As a result, the National Chicken Council cites data that servings of chicken wings sold at restaurants were actually up seven percent in 2020 compared to 2019 even though people were going to restaurants 11 percent less. "If you think about it, restaurants like wing joints and pizza places were built around takeout and delivery," spokesman Tom Super explained. "Plus, they align with consumer desire for comfort food during the pandemic."

But the Council cites data that more people are also buying wings at the grocer to make a home. Data firm IRI says that supermarket wing sales were up over ten percent during the pandemic, with sales of frozen wings, in particular, jumping over 37 percent. Overall, a National Chicken Council survey found that a quarter of people said they've eaten more wings since coronavirus struck.

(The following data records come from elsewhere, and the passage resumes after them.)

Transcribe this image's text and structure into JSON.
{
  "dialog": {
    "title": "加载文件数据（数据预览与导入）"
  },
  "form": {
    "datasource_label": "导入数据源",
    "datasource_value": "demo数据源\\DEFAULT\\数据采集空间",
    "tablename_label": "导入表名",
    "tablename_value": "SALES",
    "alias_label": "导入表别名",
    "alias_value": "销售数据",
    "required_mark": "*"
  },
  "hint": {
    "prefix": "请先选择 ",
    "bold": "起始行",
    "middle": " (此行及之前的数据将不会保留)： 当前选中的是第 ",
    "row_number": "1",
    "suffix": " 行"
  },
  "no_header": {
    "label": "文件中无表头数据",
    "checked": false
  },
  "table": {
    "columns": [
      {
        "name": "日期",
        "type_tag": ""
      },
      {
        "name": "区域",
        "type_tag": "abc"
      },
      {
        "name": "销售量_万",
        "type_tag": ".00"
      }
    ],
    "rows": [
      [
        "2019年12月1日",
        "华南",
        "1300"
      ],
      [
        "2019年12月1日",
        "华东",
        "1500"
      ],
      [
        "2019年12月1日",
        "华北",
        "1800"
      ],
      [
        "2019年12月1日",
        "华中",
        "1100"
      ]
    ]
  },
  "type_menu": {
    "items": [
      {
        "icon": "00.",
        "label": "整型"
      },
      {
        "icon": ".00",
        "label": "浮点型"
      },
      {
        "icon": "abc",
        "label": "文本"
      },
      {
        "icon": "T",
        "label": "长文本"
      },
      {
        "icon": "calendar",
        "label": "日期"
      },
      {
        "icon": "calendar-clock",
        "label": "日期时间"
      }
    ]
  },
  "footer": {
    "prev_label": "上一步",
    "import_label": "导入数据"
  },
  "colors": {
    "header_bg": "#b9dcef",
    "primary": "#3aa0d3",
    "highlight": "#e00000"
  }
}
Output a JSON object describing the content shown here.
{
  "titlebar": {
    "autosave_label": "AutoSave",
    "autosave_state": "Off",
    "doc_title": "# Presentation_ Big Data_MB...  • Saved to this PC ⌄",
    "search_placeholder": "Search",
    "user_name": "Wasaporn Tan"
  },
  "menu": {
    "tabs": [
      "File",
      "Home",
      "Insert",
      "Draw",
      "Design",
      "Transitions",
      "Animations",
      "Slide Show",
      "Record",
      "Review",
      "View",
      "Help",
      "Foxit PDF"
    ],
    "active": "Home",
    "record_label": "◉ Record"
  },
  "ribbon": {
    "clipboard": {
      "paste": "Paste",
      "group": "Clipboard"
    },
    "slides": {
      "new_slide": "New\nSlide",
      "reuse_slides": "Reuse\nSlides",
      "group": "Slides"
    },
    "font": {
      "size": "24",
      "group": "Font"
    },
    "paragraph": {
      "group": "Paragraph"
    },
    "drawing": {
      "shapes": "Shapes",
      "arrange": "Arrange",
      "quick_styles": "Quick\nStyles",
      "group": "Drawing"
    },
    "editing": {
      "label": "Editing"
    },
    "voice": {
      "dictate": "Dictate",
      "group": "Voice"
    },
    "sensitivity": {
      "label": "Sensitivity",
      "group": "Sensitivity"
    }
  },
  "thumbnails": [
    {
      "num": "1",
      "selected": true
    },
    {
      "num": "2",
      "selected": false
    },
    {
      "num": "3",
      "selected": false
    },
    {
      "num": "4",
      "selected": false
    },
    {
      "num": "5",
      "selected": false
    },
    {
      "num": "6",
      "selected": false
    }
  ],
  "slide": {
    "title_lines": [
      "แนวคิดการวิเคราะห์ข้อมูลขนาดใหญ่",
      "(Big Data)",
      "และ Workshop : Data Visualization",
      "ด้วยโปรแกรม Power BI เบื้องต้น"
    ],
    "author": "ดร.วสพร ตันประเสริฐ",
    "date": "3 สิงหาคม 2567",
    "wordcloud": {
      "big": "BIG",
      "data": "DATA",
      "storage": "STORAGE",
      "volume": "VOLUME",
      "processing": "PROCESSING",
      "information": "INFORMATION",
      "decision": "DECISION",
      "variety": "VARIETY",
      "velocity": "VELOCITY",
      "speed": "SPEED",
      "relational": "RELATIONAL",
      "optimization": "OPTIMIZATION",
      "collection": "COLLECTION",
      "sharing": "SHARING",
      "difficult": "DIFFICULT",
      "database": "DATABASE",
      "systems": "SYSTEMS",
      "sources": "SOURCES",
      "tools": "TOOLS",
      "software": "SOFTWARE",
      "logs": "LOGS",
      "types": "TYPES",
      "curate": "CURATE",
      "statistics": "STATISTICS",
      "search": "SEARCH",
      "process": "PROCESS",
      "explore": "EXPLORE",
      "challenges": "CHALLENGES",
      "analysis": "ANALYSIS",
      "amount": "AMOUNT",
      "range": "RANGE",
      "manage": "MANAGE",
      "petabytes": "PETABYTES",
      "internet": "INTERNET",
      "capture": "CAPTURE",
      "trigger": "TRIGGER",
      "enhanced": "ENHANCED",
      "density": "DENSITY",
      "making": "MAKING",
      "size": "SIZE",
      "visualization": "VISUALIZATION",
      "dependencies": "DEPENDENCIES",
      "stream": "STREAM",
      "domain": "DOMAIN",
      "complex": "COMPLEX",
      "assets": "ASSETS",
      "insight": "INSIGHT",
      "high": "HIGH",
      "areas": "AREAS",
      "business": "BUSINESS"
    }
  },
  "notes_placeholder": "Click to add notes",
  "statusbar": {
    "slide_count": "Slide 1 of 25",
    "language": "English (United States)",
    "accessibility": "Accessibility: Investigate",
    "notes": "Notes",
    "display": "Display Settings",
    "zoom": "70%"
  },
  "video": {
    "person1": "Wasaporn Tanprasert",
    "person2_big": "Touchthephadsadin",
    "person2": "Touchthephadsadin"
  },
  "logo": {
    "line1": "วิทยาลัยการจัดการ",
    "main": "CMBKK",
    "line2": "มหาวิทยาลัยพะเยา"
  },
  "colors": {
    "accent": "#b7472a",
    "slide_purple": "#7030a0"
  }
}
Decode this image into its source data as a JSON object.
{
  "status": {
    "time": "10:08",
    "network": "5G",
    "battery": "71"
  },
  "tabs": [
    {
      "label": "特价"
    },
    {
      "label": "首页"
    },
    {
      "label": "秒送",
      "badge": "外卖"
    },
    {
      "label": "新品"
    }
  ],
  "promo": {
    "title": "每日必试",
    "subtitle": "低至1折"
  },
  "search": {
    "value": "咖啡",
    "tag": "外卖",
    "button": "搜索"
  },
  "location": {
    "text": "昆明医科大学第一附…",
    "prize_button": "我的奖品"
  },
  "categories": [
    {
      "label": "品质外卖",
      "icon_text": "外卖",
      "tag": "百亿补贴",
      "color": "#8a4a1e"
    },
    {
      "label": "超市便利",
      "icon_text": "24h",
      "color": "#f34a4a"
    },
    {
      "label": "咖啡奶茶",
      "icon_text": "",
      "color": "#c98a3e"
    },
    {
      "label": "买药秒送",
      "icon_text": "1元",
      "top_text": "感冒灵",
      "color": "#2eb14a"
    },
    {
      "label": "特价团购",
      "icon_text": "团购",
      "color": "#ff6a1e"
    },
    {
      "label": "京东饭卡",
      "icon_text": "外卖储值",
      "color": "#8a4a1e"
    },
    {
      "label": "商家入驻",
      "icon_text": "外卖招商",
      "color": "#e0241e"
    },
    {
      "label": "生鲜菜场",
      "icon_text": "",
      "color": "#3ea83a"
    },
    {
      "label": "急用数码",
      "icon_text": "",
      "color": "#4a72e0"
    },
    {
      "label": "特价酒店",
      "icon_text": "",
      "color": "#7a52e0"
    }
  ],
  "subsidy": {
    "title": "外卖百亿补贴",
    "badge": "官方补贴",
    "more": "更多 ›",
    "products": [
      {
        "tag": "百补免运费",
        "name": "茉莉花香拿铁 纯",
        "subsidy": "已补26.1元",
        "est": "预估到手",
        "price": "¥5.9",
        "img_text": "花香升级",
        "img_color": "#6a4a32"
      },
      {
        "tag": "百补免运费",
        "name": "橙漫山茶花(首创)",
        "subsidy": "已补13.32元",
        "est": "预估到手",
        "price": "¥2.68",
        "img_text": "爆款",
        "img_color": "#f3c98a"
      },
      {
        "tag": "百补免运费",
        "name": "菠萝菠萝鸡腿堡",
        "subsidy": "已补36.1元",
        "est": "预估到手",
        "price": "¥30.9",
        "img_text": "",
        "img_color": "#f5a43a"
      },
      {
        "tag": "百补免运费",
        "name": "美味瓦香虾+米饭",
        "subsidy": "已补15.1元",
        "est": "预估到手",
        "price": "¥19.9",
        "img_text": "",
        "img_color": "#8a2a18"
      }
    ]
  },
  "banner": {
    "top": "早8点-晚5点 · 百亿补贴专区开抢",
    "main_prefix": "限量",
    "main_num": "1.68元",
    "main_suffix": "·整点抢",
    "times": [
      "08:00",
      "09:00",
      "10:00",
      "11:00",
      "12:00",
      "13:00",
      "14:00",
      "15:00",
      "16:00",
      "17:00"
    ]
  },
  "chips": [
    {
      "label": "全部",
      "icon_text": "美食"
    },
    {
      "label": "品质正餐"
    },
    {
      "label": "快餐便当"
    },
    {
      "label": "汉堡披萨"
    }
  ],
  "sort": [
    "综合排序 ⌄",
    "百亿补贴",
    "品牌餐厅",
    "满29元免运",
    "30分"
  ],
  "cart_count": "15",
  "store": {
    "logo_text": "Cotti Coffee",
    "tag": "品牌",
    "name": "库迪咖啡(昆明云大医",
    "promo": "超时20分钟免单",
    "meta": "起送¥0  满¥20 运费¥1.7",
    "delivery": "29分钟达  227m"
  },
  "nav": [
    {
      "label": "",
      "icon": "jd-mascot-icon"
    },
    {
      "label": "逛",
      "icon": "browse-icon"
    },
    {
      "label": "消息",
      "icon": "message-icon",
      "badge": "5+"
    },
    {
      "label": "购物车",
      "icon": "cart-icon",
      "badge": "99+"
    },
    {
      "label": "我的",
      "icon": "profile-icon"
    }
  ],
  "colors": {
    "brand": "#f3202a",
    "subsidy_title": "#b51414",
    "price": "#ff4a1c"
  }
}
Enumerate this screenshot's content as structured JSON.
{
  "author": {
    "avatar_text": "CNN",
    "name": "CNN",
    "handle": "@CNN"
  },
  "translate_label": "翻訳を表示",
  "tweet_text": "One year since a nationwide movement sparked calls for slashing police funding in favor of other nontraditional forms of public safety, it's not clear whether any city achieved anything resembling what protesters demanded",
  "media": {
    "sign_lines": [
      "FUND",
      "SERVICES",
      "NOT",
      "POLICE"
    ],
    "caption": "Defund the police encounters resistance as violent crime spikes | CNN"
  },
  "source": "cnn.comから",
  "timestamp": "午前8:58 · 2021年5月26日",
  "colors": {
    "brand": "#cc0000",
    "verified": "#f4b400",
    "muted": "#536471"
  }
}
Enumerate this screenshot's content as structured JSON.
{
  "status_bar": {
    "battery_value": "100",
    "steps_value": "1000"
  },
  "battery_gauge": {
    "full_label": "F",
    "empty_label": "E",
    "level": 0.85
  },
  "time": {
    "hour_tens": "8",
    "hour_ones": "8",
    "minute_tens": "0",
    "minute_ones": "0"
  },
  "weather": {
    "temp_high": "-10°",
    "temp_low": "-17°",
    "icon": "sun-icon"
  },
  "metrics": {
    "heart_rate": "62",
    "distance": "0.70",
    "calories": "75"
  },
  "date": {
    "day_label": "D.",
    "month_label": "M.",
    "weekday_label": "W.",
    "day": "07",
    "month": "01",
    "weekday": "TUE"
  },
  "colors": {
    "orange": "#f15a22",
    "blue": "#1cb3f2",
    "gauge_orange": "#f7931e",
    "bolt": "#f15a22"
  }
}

So, unsurprisingly, the cost per pound for chicken wings has steadily increased—bucking the usual sports-tied pattern—and prices are currently up about 40 percent from where they were last January. "What's been really strange about this year is it's actually been really strong since late summer, the demand for wings," Christine McCracken, executive director of animal protein at Rabobank, told The Post. "And that's made it a bit harder for people who didn't have a plan going into [the Super Bowl] or are trying to catch up with demand."

That's because things will reach a peak this weekend: According to the National Chicken Council's annual pre-Super Bowl "Wing Report," Americans are expected to eat a record 1.42 billion wings during this year's game, a 2 percent bump from 2020.

So come Sunday, with so many options out there, any "shortage" doesn't necessarily mean you don't be able to find wings. However, don't be surprised if any cost increases are passed along to the consumer—even in subtle ways. "There may not be a noticeable price bump on menus or at the grocery stores," journalist Jacob Bogage wrote for WaPo, "but companies may look to be more stingy with discounts or promotions."